_WHAT YOU ARE ASKED TO DO_
Print the listing below exactly, images excluded.

_THE RECORDS_
..........

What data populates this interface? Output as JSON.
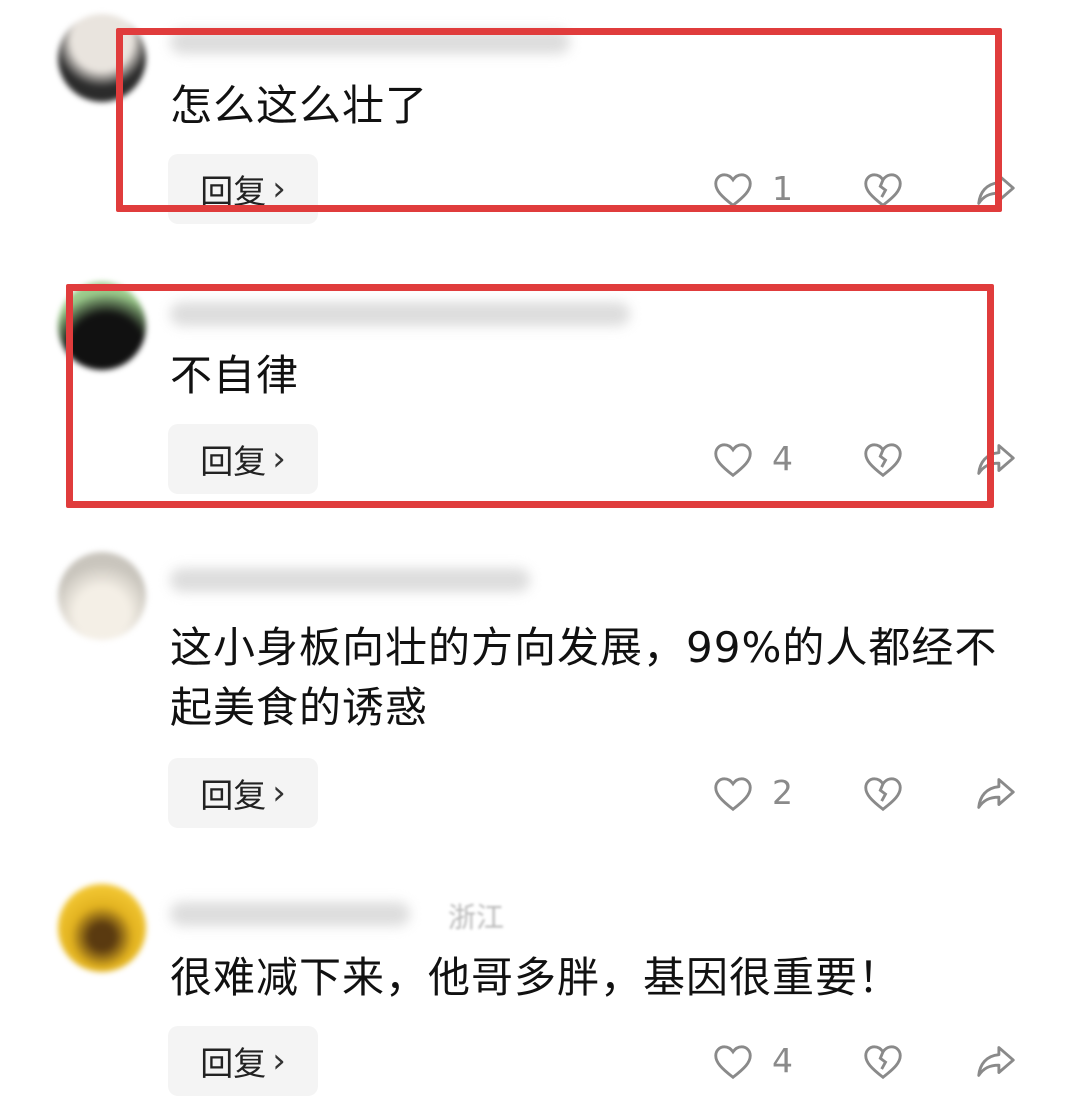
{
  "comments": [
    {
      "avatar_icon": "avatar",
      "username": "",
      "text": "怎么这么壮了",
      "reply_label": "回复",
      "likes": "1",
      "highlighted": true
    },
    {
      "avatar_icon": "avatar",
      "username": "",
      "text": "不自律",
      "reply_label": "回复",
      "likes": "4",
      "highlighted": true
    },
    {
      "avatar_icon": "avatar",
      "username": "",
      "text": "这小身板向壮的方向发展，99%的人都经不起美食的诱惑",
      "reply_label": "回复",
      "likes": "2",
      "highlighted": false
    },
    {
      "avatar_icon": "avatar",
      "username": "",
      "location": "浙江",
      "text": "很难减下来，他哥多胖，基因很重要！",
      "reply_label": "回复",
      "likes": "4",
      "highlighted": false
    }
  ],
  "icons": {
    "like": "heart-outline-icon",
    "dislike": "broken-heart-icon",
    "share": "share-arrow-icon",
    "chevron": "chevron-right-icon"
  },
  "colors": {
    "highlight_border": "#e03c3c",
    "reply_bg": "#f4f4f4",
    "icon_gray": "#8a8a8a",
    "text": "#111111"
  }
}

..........

_WRITTEN ANSWER_
What data populates this interface? Output as JSON.
{
  "comments": [
    {
      "avatar_icon": "avatar",
      "username": "",
      "text": "怎么这么壮了",
      "reply_label": "回复",
      "likes": "1",
      "highlighted": true
    },
    {
      "avatar_icon": "avatar",
      "username": "",
      "text": "不自律",
      "reply_label": "回复",
      "likes": "4",
      "highlighted": true
    },
    {
      "avatar_icon": "avatar",
      "username": "",
      "text": "这小身板向壮的方向发展，99%的人都经不起美食的诱惑",
      "reply_label": "回复",
      "likes": "2",
      "highlighted": false
    },
    {
      "avatar_icon": "avatar",
      "username": "",
      "location": "浙江",
      "text": "很难减下来，他哥多胖，基因很重要！",
      "reply_label": "回复",
      "likes": "4",
      "highlighted": false
    }
  ],
  "icons": {
    "like": "heart-outline-icon",
    "dislike": "broken-heart-icon",
    "share": "share-arrow-icon",
    "chevron": "chevron-right-icon"
  },
  "colors": {
    "highlight_border": "#e03c3c",
    "reply_bg": "#f4f4f4",
    "icon_gray": "#8a8a8a",
    "text": "#111111"
  }
}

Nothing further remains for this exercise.